Deepest appreciation to Scott Luft and George Angwin.

History of the anti-nuclear comments

Also, Scott Luft compiled a "storify" of his twitter interchange with Mark Z. Jacobson on this subject.    In my opinion, Jacobson comes off badly in the exchange. It doesn't take complex work to show the flaws in Jacobson's arguments.  You simply start with quoting him directly, and the facts take it from there.


Steve Aplin said...

"Nuclear went down, natural gas wasn't available, and oil and coal use went up. Nothing to celebrate. We're not looking at "green" energy expanding."

Absolutely yes. And that's just electricity. Natgas use did go up, for exactly the reason you mention -- it was cold. Vermont is the same as Ontario, and the Ontario energy peak is, and always has been, in winter -- electricity is in long third place, behind heat (#1) and transportation (#2).

My bet is that natural gas use actually skyrocketed in Vermont during Q4 2014 and Q1 2015, by much more than the amount the graph shows it decreased in electricity generation.

If Jacobson's fantasies had any basis in reality, wind/solar would have picked up ALL VY's slack, and would have provided a hundred-or-so million MWh for heating to boot. No need for any of that gas.

But alas, his fantasies share no correspondence with reality. The graph shows wind and solar were negligible, and did nothing to mitigate fossil use IN ELECTRICITY, forget about heat and transportation.

jim said...

Thanks for that hard-worked graph I'm studying -- like every legislator ought!!

Have a Happy New Year & Keep the Flame!!

James Greenidge
Queens NY

Scott Luft said...

I posted the following comment on Facebook, and am reposting here with links to the data source:
"Quebec shut it's nuclear generating station late in 2012. It is be possible to find sales from Canada to Vermont via Canada's National Energy board: YTD October exports to Vermont from Canada, mostly Quebec, show as up just 214 GWh (2015 over 2014) - but the price was up over 10% (nearing $70/MWh)."
The numbers are pulled from Canada's National Energy Board. International traders are authorized and file reports inclusive of client for export sales. The data I calculated my comments from was October year-to-date totals for both 2014 and 2015 taken from Table 3A - Export Sales Summary Report by Destination" -

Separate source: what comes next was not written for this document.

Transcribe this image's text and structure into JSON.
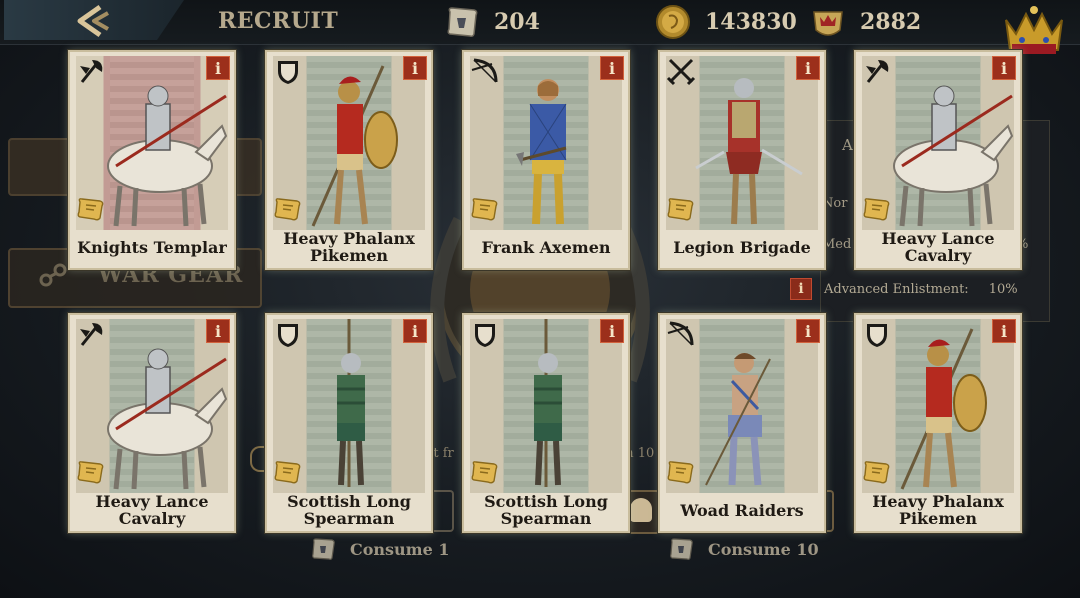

I'll note there is an excellent, related, summary of changes in the New England ISO system up on Linkedin, by Energy VP External Affairs Mike Twomey:

Meredith Angwin said...

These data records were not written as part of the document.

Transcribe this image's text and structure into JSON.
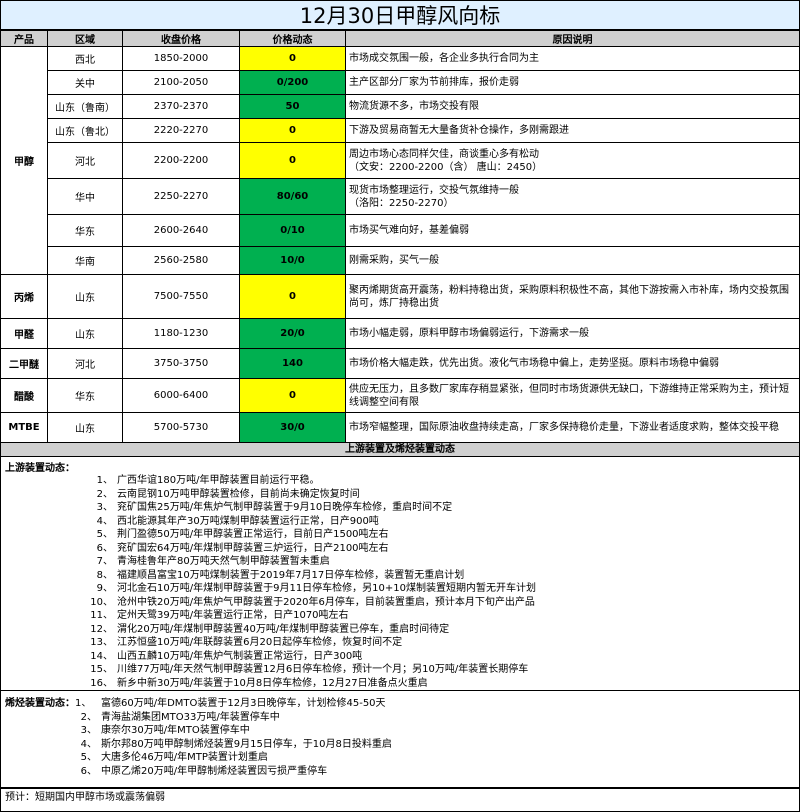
{
  "title": "12月30日甲醇风向标",
  "headers": {
    "product": "产品",
    "region": "区域",
    "price": "收盘价格",
    "change": "价格动态",
    "reason": "原因说明"
  },
  "rows": [
    {
      "product": "甲醇",
      "region": "西北",
      "price": "1850-2000",
      "change": "0",
      "change_color": "yellow",
      "reason": "市场成交氛围一般，各企业多执行合同为主"
    },
    {
      "product": "",
      "region": "关中",
      "price": "2100-2050",
      "change": "0/200",
      "change_color": "green",
      "reason": "主产区部分厂家为节前排库，报价走弱"
    },
    {
      "product": "",
      "region": "山东（鲁南）",
      "price": "2370-2370",
      "change": "50",
      "change_color": "green",
      "reason": "物流货源不多，市场交投有限"
    },
    {
      "product": "",
      "region": "山东（鲁北）",
      "price": "2220-2270",
      "change": "0",
      "change_color": "yellow",
      "reason": "下游及贸易商暂无大量备货补仓操作，多刚需跟进"
    },
    {
      "product": "",
      "region": "河北",
      "price": "2200-2200",
      "change": "0",
      "change_color": "yellow",
      "reason": "周边市场心态同样欠佳，商谈重心多有松动",
      "reason2": "（文安：2200-2200（含）  唐山：2450）"
    },
    {
      "product": "",
      "region": "华中",
      "price": "2250-2270",
      "change": "80/60",
      "change_color": "green",
      "reason": "现货市场整理运行，交投气氛维持一般",
      "reason2": "（洛阳：2250-2270）"
    },
    {
      "product": "",
      "region": "华东",
      "price": "2600-2640",
      "change": "0/10",
      "change_color": "green",
      "reason": "市场买气难向好，基差偏弱"
    },
    {
      "product": "",
      "region": "华南",
      "price": "2560-2580",
      "change": "10/0",
      "change_color": "green",
      "reason": "刚需采购，买气一般"
    },
    {
      "product": "丙烯",
      "region": "山东",
      "price": "7500-7550",
      "change": "0",
      "change_color": "yellow",
      "reason": "聚丙烯期货高开震荡，粉料持稳出货，采购原料积极性不高，其他下游按需入市补库，场内交投氛围尚可，炼厂持稳出货"
    },
    {
      "product": "甲醛",
      "region": "山东",
      "price": "1180-1230",
      "change": "20/0",
      "change_color": "green",
      "reason": "市场小幅走弱，原料甲醇市场偏弱运行，下游需求一般"
    },
    {
      "product": "二甲醚",
      "region": "河北",
      "price": "3750-3750",
      "change": "140",
      "change_color": "green",
      "reason": "市场价格大幅走跌，优先出货。液化气市场稳中偏上，走势坚挺。原料市场稳中偏弱"
    },
    {
      "product": "醋酸",
      "region": "华东",
      "price": "6000-6400",
      "change": "0",
      "change_color": "yellow",
      "reason": "供应无压力，且多数厂家库存稍显紧张，但同时市场货源供无缺口，下游维持正常采购为主，预计短线调整空间有限"
    },
    {
      "product": "MTBE",
      "region": "山东",
      "price": "5700-5730",
      "change": "30/0",
      "change_color": "green",
      "reason": "市场窄幅整理，国际原油收盘持续走高，厂家多保持稳价走量，下游业者适度求购，整体交投平稳"
    }
  ],
  "section_header": "上游装置及烯烃装置动态",
  "upstream": {
    "label": "上游装置动态：",
    "items": [
      {
        "num": "1、",
        "text": "广西华谊180万吨/年甲醇装置目前运行平稳。"
      },
      {
        "num": "2、",
        "text": "云南昆钢10万吨甲醇装置检修，目前尚未确定恢复时间"
      },
      {
        "num": "3、",
        "text": "兖矿国焦25万吨/年焦炉气制甲醇装置于9月10日晚停车检修，重启时间不定"
      },
      {
        "num": "4、",
        "text": "西北能源其年产30万吨煤制甲醇装置运行正常，日产900吨"
      },
      {
        "num": "5、",
        "text": "荆门盈德50万吨/年甲醇装置正常运行，目前日产1500吨左右"
      },
      {
        "num": "6、",
        "text": "兖矿国宏64万吨/年煤制甲醇装置三炉运行，日产2100吨左右"
      },
      {
        "num": "7、",
        "text": "青海桂鲁年产80万吨天然气制甲醇装置暂未重启"
      },
      {
        "num": "8、",
        "text": "福建顺昌富宝10万吨煤制装置于2019年7月17日停车检修，装置暂无重启计划"
      },
      {
        "num": "9、",
        "text": "河北金石10万吨/年煤制甲醇装置于9月11日停车检修，另10+10煤制装置短期内暂无开车计划"
      },
      {
        "num": "10、",
        "text": "沧州中铁20万吨/年焦炉气甲醇装置于2020年6月停车，目前装置重启，预计本月下旬产出产品"
      },
      {
        "num": "11、",
        "text": "定州天鹭39万吨/年装置运行正常，日产1070吨左右"
      },
      {
        "num": "12、",
        "text": "渭化20万吨/年煤制甲醇装置40万吨/年煤制甲醇装置已停车，重启时间待定"
      },
      {
        "num": "13、",
        "text": "江苏恒盛10万吨/年联醇装置6月20日起停车检修，恢复时间不定"
      },
      {
        "num": "14、",
        "text": "山西五麟10万吨/年焦炉气制装置正常运行，日产300吨"
      },
      {
        "num": "15、",
        "text": "川维77万吨/年天然气制甲醇装置12月6日停车检修，预计一个月；另10万吨/年装置长期停车"
      },
      {
        "num": "16、",
        "text": "新乡中新30万吨/年装置于10月8日停车检修，12月27日准备点火重启"
      }
    ]
  },
  "olefin": {
    "label": "烯烃装置动态：",
    "items": [
      {
        "num": "1、",
        "text": "富德60万吨/年DMTO装置于12月3日晚停车，计划检修45-50天"
      },
      {
        "num": "2、",
        "text": "青海盐湖集团MTO33万吨/年装置停车中"
      },
      {
        "num": "3、",
        "text": "康奈尔30万吨/年MTO装置停车中"
      },
      {
        "num": "4、",
        "text": "斯尔邦80万吨甲醇制烯烃装置9月15日停车，于10月8日投料重启"
      },
      {
        "num": "5、",
        "text": "大唐多伦46万吨/年MTP装置计划重启"
      },
      {
        "num": "6、",
        "text": "中原乙烯20万吨/年甲醇制烯烃装置因亏损严重停车"
      }
    ]
  },
  "forecast": "预计：短期国内甲醇市场或震荡偏弱",
  "colors": {
    "yellow": "#ffff00",
    "green": "#00b050",
    "header": "#d0d0d0",
    "title_bg": "#dff0ff"
  }
}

Thank you all for your comments!

Steve, Jacobson believes in Water Wind and Sun. His plans don't even include biomass or any type of heat engine except geothermal. If you go to his website and look at his staff leadership---it includes a "creative director" and a "producer." I think he is more about publicity than facts.

James. Thank you. Happy New Year to you and your family. I always love to see your name on a comment.

Scott, I appreciate this. Once again, Blogspot annoys me by not bringing the links over in a comment. Your links are important! So, I will try to bring them over myself by hand-doing the html link. Here goes. Hope it works.

Canadian link

Twomey link

Unknown said...


It would seem that in the US north, a great percentage of buildings use natural gas direct heating. This actually makes sense. Economically speaking, if your goal is heat, it makes far more sense to heat space by directly burning natural gas, than to use natural gas to generate electricity - because, of course, as you know (since you have been in chemistry and energy issues for a long time) you have to burn 2 to 3 times as much gas to generate the electricity to produce equivalent heat to directly burning the natural gas.

But, it also raises another important point - 1) If we are to seriously cut greenhouse gas emissions in the country, we need to move to heating by a combination of clean electricity and, possibly, geothermal energy (that is, electric geothermal heatpump systems); 2) The ONLY source of electricity that is reliable enough in the winter to make sure that people don't freeze, is nuclear.

Wind and Solar are just too unreliable to use for heat in the northern US, Canada, etc. So, if for no other reason, we should build nuclear for clean electric heat in the winter. . . and use the electricity for other purposes the rest of the year (I think we can find ways to put the electricity to use ;-) ).